In-situ mechanical testing is performed in the "SEMentor," an in-situ mechanical testing instrument developed by Prof. Julia Greer in 2008. The individual components comprising this piece of equipment are a FEI Quanta 200 Field Emission SEM and a MTS (now Agilent) Nanoindenter Dynamic Contact Stiffness (DCM) module. Nanoindenter tips are purchased directly from the vendors and subsequently modified to the desired geometries (grips, tines, wedges, etc.) via FIB. The Greer laboratory is also equipped with the G200 Nanoindenter (Agilent Corp.), which is also used for (ex-situ) compression, fatigue, and bending testing to enhance and validate the data obtained in the SEMentor. This instrument has the necessary functionality for nano-scale compression and standard nanoindentation testing.
The fabrication and post-mortem analysis of tested small-scale structures relies heavily on the use of Caltech's Kavli Nanoscience Institute (KNI) facilities. Sample fabrication involves standard micro-fabrication equipment, all of which is available in KNI: multi-target sputtering thin film deposition system, Leica (E-beam) and Heidelberg (optical) lithography systems, Oxford ion mill, Tylan low-stress silicon nitride deposition furnace, and wet chemistry benches. In addition, a suite of FEI instruments is available for in-line sample characterization and microstructural analysis: Quanta 200 and Sirion FEG SEMs, 2 FIBs (Nova 200 and Nova 600), Omniprobe micromanipulator, and TEM (TF20). High-resolution TEM (FEI TF30) is also available.

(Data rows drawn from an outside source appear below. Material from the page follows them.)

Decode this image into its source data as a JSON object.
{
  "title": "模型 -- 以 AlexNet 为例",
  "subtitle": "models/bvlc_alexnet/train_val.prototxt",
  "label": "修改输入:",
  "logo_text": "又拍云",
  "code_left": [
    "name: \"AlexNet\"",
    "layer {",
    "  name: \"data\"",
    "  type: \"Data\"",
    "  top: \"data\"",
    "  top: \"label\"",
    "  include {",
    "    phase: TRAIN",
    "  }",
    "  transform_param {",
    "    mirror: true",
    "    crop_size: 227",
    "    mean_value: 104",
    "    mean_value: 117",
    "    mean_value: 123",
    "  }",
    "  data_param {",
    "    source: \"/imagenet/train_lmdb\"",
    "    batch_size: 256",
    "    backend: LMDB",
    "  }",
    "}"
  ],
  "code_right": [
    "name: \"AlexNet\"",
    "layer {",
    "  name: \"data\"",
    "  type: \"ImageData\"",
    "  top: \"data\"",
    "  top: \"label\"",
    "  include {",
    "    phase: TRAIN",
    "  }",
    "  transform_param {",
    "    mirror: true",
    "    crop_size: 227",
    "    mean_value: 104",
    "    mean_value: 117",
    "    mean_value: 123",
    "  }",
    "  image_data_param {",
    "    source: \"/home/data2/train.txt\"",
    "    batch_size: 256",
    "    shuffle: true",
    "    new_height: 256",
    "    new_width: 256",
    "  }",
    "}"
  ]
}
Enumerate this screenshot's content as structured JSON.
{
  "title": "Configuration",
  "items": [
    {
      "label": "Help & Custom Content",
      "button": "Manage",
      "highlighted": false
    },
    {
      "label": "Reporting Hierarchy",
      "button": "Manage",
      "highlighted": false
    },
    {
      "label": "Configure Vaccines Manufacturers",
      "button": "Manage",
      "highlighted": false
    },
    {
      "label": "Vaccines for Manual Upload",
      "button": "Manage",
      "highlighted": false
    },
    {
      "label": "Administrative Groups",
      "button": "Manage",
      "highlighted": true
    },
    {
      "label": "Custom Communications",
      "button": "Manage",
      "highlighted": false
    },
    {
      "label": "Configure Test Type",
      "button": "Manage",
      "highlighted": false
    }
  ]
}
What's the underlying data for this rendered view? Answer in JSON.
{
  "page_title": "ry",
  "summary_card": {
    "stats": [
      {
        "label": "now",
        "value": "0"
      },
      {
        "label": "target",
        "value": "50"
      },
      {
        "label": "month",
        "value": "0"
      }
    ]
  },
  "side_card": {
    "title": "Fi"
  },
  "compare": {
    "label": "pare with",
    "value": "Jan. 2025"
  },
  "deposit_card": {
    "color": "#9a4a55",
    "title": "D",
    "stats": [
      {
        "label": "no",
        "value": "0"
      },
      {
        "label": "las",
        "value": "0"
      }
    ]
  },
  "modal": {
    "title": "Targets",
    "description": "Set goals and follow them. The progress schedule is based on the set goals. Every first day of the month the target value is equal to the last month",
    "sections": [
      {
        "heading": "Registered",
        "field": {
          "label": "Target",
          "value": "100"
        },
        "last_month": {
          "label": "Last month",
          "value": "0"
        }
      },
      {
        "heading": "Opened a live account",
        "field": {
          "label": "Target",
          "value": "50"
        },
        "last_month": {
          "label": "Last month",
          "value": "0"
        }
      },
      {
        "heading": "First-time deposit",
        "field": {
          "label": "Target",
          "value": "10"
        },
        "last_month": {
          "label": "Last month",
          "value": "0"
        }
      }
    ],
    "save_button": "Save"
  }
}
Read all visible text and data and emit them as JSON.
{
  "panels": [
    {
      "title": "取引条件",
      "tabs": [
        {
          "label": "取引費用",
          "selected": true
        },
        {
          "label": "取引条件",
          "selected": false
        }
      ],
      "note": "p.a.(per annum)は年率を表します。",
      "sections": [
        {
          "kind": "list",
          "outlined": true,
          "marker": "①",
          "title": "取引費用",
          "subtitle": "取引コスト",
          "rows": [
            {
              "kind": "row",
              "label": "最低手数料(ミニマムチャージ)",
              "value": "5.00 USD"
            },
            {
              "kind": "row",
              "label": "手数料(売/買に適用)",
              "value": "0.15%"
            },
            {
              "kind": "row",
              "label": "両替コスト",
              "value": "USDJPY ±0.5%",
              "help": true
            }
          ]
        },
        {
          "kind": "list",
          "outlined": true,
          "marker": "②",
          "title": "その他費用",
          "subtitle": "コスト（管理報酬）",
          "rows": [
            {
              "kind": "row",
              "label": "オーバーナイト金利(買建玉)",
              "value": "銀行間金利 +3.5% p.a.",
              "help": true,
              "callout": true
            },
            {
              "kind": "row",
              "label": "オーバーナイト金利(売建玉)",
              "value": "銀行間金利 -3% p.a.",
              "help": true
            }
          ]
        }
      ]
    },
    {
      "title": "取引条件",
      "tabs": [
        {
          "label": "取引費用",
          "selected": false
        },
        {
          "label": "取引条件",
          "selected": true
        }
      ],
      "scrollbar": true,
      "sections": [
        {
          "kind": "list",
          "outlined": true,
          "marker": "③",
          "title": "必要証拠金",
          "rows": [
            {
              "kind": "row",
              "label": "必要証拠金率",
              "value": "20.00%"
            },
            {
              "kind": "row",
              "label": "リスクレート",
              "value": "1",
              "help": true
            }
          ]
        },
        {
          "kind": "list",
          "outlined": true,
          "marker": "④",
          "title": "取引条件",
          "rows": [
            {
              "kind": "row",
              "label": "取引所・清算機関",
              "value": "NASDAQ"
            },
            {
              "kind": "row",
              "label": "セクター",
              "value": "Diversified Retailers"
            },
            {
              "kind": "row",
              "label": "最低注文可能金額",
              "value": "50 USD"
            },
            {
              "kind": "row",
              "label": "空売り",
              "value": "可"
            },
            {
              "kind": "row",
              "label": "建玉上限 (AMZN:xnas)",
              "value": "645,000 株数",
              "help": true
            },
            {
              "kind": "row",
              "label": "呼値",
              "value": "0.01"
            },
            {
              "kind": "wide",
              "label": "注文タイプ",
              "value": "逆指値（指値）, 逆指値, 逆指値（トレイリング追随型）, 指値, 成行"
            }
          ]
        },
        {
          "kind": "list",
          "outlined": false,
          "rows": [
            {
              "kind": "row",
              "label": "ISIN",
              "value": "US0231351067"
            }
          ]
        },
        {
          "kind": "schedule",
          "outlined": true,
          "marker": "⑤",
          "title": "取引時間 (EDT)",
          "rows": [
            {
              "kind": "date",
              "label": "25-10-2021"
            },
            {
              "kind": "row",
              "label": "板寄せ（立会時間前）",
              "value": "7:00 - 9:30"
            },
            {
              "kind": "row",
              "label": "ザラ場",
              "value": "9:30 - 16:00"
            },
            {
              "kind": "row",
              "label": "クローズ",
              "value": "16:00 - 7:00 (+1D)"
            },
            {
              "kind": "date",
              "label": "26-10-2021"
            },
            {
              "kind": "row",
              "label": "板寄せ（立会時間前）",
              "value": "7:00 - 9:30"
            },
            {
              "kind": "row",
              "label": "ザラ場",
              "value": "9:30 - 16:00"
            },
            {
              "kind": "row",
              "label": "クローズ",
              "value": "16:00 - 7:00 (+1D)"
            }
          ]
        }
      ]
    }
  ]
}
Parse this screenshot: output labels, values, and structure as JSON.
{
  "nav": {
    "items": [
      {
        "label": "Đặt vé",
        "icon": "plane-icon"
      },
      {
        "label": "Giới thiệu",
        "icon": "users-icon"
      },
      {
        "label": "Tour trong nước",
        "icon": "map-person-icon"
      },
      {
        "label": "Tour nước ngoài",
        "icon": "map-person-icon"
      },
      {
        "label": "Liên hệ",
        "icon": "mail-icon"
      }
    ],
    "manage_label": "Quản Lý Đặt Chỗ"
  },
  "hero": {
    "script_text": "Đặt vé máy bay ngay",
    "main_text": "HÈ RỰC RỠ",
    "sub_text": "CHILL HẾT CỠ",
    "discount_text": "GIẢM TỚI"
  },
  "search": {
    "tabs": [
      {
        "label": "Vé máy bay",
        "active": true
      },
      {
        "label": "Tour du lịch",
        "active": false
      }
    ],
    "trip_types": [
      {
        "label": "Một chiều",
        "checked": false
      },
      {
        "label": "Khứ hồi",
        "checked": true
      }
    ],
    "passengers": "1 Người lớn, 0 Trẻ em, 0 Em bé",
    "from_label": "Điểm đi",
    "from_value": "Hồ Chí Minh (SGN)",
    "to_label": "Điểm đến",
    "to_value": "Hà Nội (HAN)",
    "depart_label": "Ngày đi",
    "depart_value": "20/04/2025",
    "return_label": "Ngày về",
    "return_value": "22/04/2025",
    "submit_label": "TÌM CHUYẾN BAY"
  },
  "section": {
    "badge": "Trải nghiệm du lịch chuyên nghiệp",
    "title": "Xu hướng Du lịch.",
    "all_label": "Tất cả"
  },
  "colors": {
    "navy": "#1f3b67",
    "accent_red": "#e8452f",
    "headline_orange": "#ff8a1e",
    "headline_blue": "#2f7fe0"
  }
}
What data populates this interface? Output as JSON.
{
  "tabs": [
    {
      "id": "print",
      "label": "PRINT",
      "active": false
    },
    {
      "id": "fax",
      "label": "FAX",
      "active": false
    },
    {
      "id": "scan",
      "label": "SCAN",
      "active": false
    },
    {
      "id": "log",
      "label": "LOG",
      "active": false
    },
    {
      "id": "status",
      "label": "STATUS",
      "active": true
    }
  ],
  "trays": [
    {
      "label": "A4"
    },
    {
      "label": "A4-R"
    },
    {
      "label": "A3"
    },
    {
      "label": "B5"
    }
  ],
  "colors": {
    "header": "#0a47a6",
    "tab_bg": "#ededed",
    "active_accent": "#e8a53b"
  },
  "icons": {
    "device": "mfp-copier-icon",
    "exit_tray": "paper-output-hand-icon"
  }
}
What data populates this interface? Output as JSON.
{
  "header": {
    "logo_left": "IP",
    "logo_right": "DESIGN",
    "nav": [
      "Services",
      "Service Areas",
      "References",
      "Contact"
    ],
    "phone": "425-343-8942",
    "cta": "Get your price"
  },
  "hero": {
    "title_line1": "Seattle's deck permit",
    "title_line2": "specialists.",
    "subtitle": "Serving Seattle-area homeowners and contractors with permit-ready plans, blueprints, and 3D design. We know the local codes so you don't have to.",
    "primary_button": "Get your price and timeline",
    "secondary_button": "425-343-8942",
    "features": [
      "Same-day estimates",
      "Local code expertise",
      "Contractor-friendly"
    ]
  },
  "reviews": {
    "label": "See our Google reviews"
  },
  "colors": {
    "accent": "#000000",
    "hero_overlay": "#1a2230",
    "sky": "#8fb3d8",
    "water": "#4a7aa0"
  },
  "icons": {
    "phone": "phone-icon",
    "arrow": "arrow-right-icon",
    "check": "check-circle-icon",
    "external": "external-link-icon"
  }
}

Tim Colonius (flow control + biomedical)
Our computational facility includes a PSSC Labs PowerWulf cluster with over100 CPUs for algorithm development and medium-scale computations. Large scale simulations are being carried out at external facilities including the NSF Teragrid and several DoD computing sites. The laboratory also includes large-scale storage and workstations for visualization and post-processing of simulation data.
Beverley J. McKeon (flow control)
Experimental work in the McKeon group is performed in recirculating wind and water facilities (Merrill, Lucas Adaptive Wall and NOAH tunnels) in the Graduate Aerospace Laboratories. Their respective capabilities and size are as follows:
Merrill: 0.6 x 0.6 x 2.4 m, Rex = 3.3 x 106/m
Lucas: 1.5 x 1.8 x 7.6m, Rex = 4.4 x 106/m
NOAH (water): 0.6 x 0.6 x 2.4 m, Rex = 3.0 x 105/m
Our primary diagnostics include high frame-rate, stereo Particle Image Velocimetry (LaVision), constant temperature anemometry (AA Labs) and distributed pressure scanning/transducer systems (Scanivalve, Baratron), along with laser displacement measurement sensors (Keyence) for bench and in-situ characterization of the behavior of morphing surfaces. The Millikan cluster is available for supporting computations.